**Exercise aim:** If a line in the entries below includes "Dépassement", show that line.

**Entries from a dataset of interfaces:**
--------

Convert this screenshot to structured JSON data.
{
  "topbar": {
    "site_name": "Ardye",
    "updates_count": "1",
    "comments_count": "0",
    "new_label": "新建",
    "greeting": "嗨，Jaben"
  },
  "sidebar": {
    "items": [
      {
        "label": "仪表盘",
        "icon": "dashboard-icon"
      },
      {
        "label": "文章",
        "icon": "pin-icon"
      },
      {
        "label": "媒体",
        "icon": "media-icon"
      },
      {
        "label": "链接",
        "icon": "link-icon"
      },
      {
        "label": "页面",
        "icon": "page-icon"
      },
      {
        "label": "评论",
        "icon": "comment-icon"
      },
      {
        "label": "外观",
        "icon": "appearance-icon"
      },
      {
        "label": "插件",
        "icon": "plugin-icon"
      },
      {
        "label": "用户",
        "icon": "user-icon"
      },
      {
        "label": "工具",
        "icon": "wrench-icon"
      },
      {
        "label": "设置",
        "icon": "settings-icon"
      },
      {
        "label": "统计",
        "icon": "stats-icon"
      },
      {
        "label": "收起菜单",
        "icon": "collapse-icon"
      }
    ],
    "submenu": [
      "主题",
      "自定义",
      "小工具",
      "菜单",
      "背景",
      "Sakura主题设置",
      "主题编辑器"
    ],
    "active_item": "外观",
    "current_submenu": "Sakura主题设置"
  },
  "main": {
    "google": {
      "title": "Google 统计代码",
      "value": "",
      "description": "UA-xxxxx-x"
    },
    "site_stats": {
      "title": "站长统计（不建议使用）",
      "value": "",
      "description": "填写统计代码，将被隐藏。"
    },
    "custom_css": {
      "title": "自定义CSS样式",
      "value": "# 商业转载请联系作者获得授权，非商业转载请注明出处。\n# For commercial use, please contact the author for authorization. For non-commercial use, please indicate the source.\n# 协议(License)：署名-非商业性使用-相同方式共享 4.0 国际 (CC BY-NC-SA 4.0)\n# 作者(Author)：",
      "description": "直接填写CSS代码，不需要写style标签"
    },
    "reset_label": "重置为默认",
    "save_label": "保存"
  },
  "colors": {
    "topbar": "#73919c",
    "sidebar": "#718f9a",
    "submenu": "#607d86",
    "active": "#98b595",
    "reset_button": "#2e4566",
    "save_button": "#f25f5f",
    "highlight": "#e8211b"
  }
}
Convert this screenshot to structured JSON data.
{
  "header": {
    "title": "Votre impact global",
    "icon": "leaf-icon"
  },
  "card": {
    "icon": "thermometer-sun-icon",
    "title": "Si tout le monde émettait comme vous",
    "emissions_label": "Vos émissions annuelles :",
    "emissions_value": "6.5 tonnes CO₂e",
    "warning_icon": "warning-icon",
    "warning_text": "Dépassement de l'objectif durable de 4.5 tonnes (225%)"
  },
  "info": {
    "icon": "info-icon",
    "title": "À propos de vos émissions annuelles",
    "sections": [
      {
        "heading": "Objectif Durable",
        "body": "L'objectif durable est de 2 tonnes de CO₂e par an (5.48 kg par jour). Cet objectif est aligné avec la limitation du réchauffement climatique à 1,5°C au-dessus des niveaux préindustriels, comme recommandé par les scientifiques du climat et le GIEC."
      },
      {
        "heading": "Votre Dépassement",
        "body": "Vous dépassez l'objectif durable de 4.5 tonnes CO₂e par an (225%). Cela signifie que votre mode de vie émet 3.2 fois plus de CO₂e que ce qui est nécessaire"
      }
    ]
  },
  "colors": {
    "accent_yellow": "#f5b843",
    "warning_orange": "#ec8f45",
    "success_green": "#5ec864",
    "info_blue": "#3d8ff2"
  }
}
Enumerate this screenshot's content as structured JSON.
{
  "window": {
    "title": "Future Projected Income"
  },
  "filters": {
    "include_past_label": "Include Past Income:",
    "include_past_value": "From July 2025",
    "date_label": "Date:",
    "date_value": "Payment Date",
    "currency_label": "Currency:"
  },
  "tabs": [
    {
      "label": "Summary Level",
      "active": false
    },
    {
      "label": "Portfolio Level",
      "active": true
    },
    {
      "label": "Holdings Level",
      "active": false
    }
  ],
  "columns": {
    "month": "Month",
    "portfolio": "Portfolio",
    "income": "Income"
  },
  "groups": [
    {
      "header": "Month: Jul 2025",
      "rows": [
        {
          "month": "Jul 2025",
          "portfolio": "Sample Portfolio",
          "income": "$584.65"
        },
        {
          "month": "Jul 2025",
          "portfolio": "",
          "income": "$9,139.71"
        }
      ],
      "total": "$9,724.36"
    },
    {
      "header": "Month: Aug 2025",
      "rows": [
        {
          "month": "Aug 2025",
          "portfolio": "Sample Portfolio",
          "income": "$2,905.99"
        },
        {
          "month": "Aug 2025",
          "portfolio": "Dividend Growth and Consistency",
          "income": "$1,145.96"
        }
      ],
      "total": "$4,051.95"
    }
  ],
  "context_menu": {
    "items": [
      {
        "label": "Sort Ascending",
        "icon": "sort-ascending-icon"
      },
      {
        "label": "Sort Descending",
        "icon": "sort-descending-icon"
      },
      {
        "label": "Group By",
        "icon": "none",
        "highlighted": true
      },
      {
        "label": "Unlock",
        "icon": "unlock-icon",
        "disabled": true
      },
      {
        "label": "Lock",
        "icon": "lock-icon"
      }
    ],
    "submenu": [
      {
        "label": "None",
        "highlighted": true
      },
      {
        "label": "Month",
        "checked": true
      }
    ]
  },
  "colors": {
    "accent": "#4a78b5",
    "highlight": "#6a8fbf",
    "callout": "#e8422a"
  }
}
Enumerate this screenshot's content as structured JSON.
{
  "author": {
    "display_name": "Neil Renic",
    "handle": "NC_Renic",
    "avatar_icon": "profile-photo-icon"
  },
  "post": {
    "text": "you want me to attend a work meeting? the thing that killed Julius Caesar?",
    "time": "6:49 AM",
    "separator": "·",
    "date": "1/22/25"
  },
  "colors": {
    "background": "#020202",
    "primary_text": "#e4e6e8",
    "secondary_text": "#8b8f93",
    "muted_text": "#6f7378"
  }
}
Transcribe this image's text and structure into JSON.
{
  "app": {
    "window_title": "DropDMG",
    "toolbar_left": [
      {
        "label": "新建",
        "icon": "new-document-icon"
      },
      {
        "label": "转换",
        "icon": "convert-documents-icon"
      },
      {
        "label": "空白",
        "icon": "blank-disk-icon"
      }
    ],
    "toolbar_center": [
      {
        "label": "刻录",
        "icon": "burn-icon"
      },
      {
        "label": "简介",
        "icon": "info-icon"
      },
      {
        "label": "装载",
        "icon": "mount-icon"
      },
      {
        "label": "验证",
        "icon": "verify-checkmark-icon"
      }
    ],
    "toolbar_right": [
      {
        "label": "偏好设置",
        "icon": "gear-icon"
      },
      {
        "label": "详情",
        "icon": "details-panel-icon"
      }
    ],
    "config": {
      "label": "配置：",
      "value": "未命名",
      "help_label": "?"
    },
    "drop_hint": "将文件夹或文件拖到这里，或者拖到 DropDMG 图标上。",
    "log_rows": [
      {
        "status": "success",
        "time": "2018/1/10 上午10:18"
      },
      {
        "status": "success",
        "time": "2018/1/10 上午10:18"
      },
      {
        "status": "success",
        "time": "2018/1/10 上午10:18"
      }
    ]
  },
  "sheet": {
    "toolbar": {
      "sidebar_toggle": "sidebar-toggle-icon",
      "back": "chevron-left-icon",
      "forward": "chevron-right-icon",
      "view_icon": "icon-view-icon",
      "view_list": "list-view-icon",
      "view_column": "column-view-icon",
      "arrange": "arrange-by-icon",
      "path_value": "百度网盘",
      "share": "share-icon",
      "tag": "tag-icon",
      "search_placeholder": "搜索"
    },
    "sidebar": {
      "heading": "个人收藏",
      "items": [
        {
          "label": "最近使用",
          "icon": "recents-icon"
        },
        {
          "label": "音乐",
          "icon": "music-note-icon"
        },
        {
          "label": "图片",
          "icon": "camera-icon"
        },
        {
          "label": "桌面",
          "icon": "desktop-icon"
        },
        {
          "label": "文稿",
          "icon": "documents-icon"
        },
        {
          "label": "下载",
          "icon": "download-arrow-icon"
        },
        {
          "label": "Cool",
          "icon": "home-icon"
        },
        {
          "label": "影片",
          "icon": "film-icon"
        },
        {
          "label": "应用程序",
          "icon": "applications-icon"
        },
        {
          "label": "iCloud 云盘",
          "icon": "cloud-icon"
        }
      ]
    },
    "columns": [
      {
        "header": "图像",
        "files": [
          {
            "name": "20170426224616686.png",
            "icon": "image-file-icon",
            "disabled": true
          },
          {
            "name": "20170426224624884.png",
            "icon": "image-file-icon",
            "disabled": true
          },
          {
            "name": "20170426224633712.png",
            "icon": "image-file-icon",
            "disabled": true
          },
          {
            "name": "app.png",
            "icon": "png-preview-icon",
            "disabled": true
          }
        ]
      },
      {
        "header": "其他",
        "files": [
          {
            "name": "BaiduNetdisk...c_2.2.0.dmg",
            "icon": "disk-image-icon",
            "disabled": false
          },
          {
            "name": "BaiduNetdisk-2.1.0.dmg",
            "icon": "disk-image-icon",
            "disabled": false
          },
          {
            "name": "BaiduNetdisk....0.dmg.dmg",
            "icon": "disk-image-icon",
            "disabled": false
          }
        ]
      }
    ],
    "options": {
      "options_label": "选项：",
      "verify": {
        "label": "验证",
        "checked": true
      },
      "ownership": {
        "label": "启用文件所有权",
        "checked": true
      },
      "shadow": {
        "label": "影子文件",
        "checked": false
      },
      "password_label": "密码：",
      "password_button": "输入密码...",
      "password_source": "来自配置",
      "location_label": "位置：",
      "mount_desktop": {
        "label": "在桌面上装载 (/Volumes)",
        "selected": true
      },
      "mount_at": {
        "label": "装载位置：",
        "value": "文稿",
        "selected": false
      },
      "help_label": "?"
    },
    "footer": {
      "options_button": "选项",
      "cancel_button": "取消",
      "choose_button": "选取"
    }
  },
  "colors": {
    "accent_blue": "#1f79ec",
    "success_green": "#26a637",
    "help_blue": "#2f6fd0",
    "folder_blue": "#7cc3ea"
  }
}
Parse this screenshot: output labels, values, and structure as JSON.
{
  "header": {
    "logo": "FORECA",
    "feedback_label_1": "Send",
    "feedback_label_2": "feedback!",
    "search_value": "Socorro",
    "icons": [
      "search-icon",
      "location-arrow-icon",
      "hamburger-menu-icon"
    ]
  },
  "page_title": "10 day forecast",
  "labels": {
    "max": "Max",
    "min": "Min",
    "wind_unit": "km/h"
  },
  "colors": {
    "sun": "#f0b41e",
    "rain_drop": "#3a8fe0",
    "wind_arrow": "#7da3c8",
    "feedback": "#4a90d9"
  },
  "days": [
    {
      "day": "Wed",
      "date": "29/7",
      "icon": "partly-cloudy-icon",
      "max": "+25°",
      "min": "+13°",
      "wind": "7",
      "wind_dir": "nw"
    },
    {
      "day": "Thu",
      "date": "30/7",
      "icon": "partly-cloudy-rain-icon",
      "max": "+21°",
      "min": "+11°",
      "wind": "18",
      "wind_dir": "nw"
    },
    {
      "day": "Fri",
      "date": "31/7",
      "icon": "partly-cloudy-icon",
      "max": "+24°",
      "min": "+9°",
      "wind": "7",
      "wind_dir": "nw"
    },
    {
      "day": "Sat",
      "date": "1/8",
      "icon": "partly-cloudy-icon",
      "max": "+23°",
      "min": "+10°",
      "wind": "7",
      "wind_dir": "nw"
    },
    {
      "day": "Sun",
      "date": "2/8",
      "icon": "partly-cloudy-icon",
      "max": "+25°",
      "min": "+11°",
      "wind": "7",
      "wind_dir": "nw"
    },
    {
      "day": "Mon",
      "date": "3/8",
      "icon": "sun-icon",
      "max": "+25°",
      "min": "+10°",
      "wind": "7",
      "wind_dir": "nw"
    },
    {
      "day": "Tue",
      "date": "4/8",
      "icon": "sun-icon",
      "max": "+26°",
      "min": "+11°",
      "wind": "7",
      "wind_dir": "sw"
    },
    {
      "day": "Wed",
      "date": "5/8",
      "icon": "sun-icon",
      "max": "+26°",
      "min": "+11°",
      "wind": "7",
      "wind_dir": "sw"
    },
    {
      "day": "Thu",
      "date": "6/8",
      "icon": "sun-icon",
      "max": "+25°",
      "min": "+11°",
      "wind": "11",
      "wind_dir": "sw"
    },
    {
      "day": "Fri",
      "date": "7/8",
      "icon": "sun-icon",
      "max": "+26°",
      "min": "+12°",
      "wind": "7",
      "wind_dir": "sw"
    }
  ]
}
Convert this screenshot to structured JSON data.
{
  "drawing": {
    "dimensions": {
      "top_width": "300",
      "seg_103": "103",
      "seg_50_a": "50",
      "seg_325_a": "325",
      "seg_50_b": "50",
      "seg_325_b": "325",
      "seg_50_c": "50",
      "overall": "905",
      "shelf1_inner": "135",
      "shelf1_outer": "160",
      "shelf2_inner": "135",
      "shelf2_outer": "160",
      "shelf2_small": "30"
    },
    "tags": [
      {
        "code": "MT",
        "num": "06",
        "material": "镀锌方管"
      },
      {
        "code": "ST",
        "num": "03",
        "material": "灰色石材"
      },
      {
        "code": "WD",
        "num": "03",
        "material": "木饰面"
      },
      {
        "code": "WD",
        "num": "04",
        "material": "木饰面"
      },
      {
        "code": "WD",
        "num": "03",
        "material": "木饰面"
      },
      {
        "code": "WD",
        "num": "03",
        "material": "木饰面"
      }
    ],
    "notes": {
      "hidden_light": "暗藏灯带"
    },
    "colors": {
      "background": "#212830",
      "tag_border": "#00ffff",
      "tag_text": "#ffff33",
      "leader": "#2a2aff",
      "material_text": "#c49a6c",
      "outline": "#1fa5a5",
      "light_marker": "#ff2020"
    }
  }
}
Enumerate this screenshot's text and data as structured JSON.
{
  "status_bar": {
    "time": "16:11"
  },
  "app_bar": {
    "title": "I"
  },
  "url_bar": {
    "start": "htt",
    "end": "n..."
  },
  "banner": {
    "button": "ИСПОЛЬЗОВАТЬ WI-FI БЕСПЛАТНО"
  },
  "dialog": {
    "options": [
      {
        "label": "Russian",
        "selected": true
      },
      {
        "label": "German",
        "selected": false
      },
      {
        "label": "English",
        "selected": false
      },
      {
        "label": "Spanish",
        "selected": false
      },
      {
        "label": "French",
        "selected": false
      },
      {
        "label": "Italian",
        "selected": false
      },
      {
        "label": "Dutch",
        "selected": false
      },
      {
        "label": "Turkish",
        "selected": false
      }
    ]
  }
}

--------

**Exercise solution:**
    "warning_text": "Dépassement de l'objectif durable de 4.5 tonnes (225%)"
        "heading": "Votre Dépassement",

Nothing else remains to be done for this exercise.